Similar Documents

Publication Publication Date Title
US6377029B1 (en) Current regulated mobile battery booster
US6100665A (en) Electrical power system with relatively-low voltage input and method
US20120293021A1 (en) Variable Power Energy Harvesting System
US5015152A (en) Battery monitoring and charging circuit for sump pumps
US20080036440A1 (en) Systems and Methods for Providing Maximum Photovoltaic Peak Power Tracking
US6563269B2 (en) Rechargeable portable light with multiple charging systems
US20120292993A1 (en) Energy Scavenging Power Supply
US5569998A (en) Solar powered pumping system
US4441143A (en) Photo voltaic lighting for outdoor telephone booth
US20100135000A1 (en) Light unit with internal power failure detection
US20040050380A1 (en) Sun-tracking daylighting apparatus
US6914411B2 (en) Power supply and method for controlling it
US20030230334A1 (en) Autonomous solid state lighting system
US7045975B2 (en) Apparatus and methods for providing emergency safety lighting
US20040160213A1 (en) Selector circuit for power management in multiple battery systems
US7400911B2 (en) Wireless node and method of powering a wireless node employing ambient light to charge an energy store
US6002220A (en) Electric power storage air-conditioning system
US6573659B2 (en) Solar-powered light assembly with automatic light control
US4841416A (en) Solar charging lamp
US7275501B1 (en) System and method using capacitors to power an automatic feeder system
US20080272278A1 (en) Solar Powered Light
US20040021427A1 (en) Intelligent switch for connecting power to a load
US20050225968A1 (en) Work light
JP2000312445A (en) Power storage system
JP2006244711A (en) Lighting device

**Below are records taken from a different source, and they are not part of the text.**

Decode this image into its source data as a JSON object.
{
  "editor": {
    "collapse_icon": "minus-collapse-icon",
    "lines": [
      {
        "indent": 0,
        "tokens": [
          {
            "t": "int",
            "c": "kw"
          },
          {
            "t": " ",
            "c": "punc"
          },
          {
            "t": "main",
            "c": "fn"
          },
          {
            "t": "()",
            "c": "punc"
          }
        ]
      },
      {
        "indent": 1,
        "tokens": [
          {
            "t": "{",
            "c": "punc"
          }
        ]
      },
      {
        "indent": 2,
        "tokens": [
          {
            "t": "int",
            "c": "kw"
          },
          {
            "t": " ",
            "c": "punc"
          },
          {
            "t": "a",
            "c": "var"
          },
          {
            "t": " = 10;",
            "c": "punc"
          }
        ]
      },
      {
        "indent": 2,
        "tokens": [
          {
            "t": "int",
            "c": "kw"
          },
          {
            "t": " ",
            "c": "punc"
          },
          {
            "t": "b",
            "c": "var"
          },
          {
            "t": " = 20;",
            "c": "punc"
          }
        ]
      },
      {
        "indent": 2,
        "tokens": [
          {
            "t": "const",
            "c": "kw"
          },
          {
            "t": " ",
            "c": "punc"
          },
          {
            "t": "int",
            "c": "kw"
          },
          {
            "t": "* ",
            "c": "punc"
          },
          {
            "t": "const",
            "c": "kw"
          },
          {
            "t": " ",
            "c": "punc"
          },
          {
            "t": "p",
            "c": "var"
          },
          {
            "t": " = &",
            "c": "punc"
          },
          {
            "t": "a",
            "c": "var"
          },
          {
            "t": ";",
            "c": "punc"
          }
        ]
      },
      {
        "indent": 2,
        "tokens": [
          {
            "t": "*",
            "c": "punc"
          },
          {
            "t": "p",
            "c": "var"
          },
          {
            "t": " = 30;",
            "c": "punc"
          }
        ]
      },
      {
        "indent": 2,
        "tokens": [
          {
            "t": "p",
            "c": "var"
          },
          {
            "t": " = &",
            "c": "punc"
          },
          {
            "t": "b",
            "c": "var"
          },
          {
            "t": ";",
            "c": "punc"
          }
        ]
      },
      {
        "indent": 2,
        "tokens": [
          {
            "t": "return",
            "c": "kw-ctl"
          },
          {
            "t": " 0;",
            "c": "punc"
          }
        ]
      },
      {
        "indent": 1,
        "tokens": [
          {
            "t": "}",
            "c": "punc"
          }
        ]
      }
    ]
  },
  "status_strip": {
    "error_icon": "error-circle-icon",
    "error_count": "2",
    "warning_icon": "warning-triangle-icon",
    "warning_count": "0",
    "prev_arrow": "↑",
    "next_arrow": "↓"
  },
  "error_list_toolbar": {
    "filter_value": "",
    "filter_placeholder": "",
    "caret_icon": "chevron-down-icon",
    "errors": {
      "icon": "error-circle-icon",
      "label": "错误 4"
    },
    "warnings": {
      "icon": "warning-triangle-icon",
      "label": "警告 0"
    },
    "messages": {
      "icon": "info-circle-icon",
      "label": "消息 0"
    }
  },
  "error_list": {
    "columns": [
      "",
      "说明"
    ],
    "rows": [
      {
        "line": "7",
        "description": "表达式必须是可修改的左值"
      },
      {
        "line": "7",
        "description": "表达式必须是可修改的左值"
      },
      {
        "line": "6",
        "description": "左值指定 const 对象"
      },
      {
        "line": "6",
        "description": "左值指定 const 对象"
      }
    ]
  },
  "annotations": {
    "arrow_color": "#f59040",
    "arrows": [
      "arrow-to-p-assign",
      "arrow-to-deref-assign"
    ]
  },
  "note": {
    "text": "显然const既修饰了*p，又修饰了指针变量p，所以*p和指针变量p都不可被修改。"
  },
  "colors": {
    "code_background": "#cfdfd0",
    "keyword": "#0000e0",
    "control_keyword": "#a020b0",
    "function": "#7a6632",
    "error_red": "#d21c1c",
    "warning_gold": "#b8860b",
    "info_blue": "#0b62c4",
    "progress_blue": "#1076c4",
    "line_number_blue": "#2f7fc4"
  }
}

Legal Events

Date Code Title Description
AS Assignment

Owner name: G-5 ELECTRONICS, MICHIGAN

Free format text: ASSIGNMENT OF ASSIGNORS INTEREST;ASSIGNORS:KENNY, THOMAS A.;CHAWLA, RAJ;SZASZ, CARL;AND OTHERS;REEL/FRAME:012859/0908

Effective date: 20020420

FPAY Fee payment

Year of fee payment: 4

FPAY Fee payment

Year of fee payment: 8

AS Assignment

Owner name: AWG SYSTEMS, LLC, MICHIGAN

Free format text: ASSIGNMENT OF ASSIGNORS INTEREST;ASSIGNOR:G-5 ELECTRONICS, LLC;REEL/FRAME:031878/0361

Effective date: 20131223

FPAY Fee payment

Year of fee payment: 12

SULP Surcharge for late payment

Year of fee payment: 11